|Human Research Program Gaps:
(1) FN-401:Food as a Physiological CM - Understand and develop strategies for use of food as a physiological countermeasure (for aspects such as radiation/oxidative stress, cardiovascular health, bone, SANS, exercise, immune, MicroHost) (IRP Rev M)
(2) SANS-202:Determine if genetic/metabolic/anatomic dispositions and biomarkers, and sex differences have a contributing role in the development of ocular manifestations (IRP Rev L)
|| Some astronauts on International Space Station (ISS) missions have experienced ophthalmic pathologies including optic disc edema, part of what is characterized as Spaceflight Associated Neuro-ocular Syndrome (SANS). While the precise cause for the optic disc edema is not known, it is likely that there are multiple contributing factors, including genetic and environmental factors that may affect the response to headward fluid shifts. Biochemical evidence reveals that crewmembers with optic disc edema have higher circulating concentrations of at least 4 metabolites from the one-carbon metabolic pathway before, during, and after flight compared to astronauts that did not develop optic disc edema. B-vitamin status at landing and the presence of specific one-carbon pathway single nucleotide polymorphism (SNP) alleles were significant predictors for the incidence of astronaut ophthalmic pathologies, including optic disc edema, choroidal folds, and cotton wool spots. When looking at the individual SNPs, the G allele of methionine synthase reductase (MTRR, rs1801394) A66G, and the C allele of serine hydroxymethyltransferase-1 (SHMT1, rs1979277) C1420T, were associated with higher incidence of ophthalmic findings after flight compared to those with the A or T alleles.
In ground analog studies, end-tidal CO2, a reflection of arterial CO2, response to acute head-down tilt (HDT) bed rest and CO2 exposure was related to G and C alleles of MTRR A66G and SHMT1 C1420T and B-vitamin status.
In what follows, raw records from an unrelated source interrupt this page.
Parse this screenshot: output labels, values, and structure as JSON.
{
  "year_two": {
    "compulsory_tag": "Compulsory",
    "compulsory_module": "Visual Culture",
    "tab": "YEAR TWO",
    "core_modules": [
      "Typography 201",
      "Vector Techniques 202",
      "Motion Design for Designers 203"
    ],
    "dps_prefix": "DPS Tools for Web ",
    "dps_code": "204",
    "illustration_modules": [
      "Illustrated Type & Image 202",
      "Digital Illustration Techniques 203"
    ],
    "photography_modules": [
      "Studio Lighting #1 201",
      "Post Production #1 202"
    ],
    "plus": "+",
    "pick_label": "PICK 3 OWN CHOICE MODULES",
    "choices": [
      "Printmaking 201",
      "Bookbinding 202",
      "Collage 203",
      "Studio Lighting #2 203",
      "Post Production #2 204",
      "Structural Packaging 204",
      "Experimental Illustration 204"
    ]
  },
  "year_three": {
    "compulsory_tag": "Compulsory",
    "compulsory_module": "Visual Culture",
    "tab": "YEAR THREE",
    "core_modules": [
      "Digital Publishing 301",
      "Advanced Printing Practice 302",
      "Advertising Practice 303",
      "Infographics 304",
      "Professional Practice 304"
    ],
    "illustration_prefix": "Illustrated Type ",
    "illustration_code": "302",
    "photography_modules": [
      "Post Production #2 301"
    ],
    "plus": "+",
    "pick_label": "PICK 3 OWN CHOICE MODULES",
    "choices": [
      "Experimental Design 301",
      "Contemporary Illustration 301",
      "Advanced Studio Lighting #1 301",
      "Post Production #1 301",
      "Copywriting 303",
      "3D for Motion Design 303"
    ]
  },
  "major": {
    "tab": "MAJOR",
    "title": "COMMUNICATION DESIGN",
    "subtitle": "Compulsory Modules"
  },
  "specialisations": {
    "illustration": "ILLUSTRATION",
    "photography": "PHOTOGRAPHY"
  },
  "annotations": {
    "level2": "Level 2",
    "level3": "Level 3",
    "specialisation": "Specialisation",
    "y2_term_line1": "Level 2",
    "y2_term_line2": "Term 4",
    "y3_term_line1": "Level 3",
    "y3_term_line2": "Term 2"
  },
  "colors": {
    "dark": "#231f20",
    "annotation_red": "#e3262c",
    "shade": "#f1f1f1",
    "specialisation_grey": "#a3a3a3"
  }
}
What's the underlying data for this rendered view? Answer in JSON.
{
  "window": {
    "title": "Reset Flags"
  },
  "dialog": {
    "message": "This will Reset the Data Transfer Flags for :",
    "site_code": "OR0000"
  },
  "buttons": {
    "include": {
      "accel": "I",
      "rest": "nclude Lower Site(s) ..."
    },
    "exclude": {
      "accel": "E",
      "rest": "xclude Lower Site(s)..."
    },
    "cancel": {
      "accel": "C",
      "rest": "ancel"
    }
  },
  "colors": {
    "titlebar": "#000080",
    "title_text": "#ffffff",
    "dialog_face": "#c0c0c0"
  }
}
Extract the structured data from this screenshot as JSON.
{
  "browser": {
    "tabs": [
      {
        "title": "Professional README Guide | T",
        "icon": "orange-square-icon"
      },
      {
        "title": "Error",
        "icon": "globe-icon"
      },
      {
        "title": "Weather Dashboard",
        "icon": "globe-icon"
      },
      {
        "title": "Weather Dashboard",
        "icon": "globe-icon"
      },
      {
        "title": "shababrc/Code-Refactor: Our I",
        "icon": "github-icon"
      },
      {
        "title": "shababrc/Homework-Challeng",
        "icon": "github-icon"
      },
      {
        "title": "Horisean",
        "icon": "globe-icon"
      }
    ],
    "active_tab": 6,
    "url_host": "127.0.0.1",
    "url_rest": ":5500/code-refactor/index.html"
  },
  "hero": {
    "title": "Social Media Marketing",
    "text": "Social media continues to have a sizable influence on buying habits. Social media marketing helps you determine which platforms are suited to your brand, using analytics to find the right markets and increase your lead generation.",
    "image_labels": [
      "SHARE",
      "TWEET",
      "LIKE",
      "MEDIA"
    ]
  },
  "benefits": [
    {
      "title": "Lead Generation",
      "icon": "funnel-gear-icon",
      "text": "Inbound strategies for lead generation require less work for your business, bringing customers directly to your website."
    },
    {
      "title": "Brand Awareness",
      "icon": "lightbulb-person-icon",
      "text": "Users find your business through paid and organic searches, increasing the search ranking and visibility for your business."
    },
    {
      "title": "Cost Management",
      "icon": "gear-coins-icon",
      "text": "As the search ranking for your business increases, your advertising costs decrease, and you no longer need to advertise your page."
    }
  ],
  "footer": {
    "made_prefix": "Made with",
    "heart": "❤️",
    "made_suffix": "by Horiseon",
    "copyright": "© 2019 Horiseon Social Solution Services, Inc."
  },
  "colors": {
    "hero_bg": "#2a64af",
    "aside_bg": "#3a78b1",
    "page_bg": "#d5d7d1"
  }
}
Supportive of this, these same alleles were related to the presence of optic disc edema in different bed rest subjects. Subjects were exposed to strict 6°-HDT bed rest and 0.5% CO2 for 30 days and 5 out of 11 subjects developed optic disc edema. The number of G and C alleles were found to be associated with the change in total retina thickness (ΔTRT), a quantitative measure of optic disc edema. Based on our data, differences in genetics and altered one-carbon biochemistry before flight support that one-carbon metabolism may be involved.
We hypothesize that genetics and B-vitamin status are indispensable elements of this phenomenon, along with other potential factors. Dietary B-vitamin insufficiencies and variants in genes involved in the one-carbon metabolic pathway can contribute to lower B-vitamin status and pathway inefficiency, which can affect numerous outcomes, including nitric oxide (NO) production and endothelial function.
To that end, we propose a nutraceutical containing bioactive B-vitamins as a countermeasure to optimize function of the one-carbon pathway and prevent or mitigate optic disc edema during spaceflight.
This proposal aims to test the hypotheses that one-carbon pathway genetics can predispose an individual to SANS pathologies during flight, and that this effect may be prevented or mitigated through supplementation of vitamins that can affect one-carbon pathway function.
The hypothesis will be tested in the following specific aims:
1. Determine whether provision of a daily nutraceutical containing 5-methyltetrahydrofolate (5-MTHF), pyridoxine, methylcobalamin (vitamin B12), and riboflavin prevents or mitigates SANS pathology (significant ΔTRT) compared to astronauts who did not take the supplement in previously flown astronauts with available TRT data.
2. Determine one-carbon pathway SNP profiles in all participating astronauts being supplemented, and assess whether individuals with 3-4 risk alleles for MTRR A66G and SHMT1 C1420T polymorphisms have greater mitigation of ΔTRT during and after spaceflight.
3. Determine whether subjects with 3-4 risk alleles exhibit differences in biomarkers of endothelial function, compared to subjects with 0-2 risk alleles.
We propose to provide the nutraceutical countermeasure to all participating crewmembers before and during flight, and we will assess whether the supplement provides greater mitigation of changes in TRT in individuals with 3-4 risk alleles. We will include assessments of ocular health, along with determinants of vascular endothelial function, advanced glycation end products, and nutritional status and one carbon biochemistry. These additional measures will be critical for the further definition of the causes of SANS, and in understanding the effect of the countermeasure. Finally, the supplemented subjects in this study will be compared against TRT data from previously flown astronauts known to have not taken supplements during their missions.